The essence of who I am makes me unique – and this is contributed to by my journey in life, my identity, ethnicity, culture, faith and passions.

What does crèmm’s motto, ‘Own You’ mean to you?
To me, owning myself means choosing to live in my truth every day.

Have you ever felt pressure to follow the crowd or blend in?
As a minority, I’ve definitely been pressured into camouflaging into society so that I am less intimidating and more acceptable – not just in the way that I look but in my thoughts and beliefs. I am from a culture where we speak openly about religion, politics, and trauma in our day-to-day, but my experience has taught me that many spaces in our society deem these topics too heavy and unacceptable. Honestly, this is something that I am still navigating and an ongoing challenge. The one thing that has helped me the most is surrounding myself with people who are like-minded and hold space for me, even when I stumble.

What advice would you give those who feel pressured to conform?
Be uncompromisingly you and be shameless about it. Don’t let society’s expectation of who you are fool you into being someone you’re not. Only you know who you are, and suffocating that to make other people happy will destroy you. I wish I could make people understand how important they are, everything you are matters in ways most of us can’t comprehend. Rumi says, “Stop acting so small, you are the universe in ecstatic motion” and I believe this completely.
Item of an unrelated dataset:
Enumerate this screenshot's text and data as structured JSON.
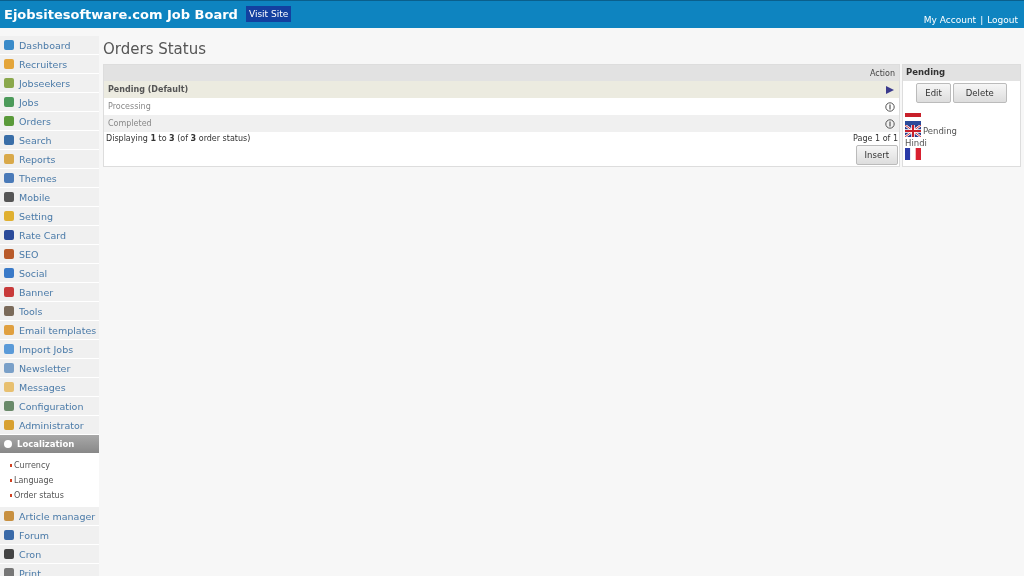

What do you think is the biggest issue facing our generation?
Global health, political chaos, and climate change

What are you most passionate about?
Giving back to the less fortunate and sharing world resources. We have enough in this world for everyone to live healthy and wealthy but greed is, unfortunately, the name of the current game. I want to look back at my life at 80 and be proud that I used the privileges I have been granted to make some tangible differences in others’ lives.

If you could tell a stranger one thing about yourself, what would it be?
Some of my deepest secrets, I’ve shared with complete strangers. Sometimes it’s easier and less risky telling someone you don’t know exactly how you feel, like therapy, yeah, just like therapy hahaha.

What’s the best advice you’ve ever been given?
“What can you do today, that was better than yesterday. Compete only with your past self” - my mum. Growing up she never compared me with other people, or made me compete even with my own siblings. She was always reminding me to reflect on my own actions and be the best version of me.

What’s next for you?
2020 plans include traveling as a model, collaborating with creatives to make art, progressing in my radiation therapy career and saying yes to every opportunity that serves me.

Where do you see yourself in five years?
Successful in my careers, content in my relationships, and in full-time service to the most vulnerable of humanity.

Quickfire questions
This year I’ll… walk a fashion show in New York
My favourite podcast is... Oprah’s Super Soul Sunday
If I were an animal I’d be... a Giraffe – elegant, friendly giants
Celebrity crush… Dave East
If I was a shoe, I’d be… a Manolo Blahnik heeled sandal
My ultimate dinner party guest would be… Maya Angelou
My last meal would be... fried chicken with waffles and ice cream
Right now I’m listening to… My Spotify top songs of 2019
I’d spend my last $500 on… a fun, food-filled day out with my siblings
Cheese or chocolate… ooooh I’m on the fence..choceese haha
My favourite person is… my mum
My ultimate holiday destination… Zanzibar
My fave fashion purchase… my collection of vintage Turkish-inspired hijabs
I’m most proud of... living my truth
If I could have one wish it’d be… to end violence against women and children worldwide
The last pair of shoes I purchased was… Nike React Element 55 trainers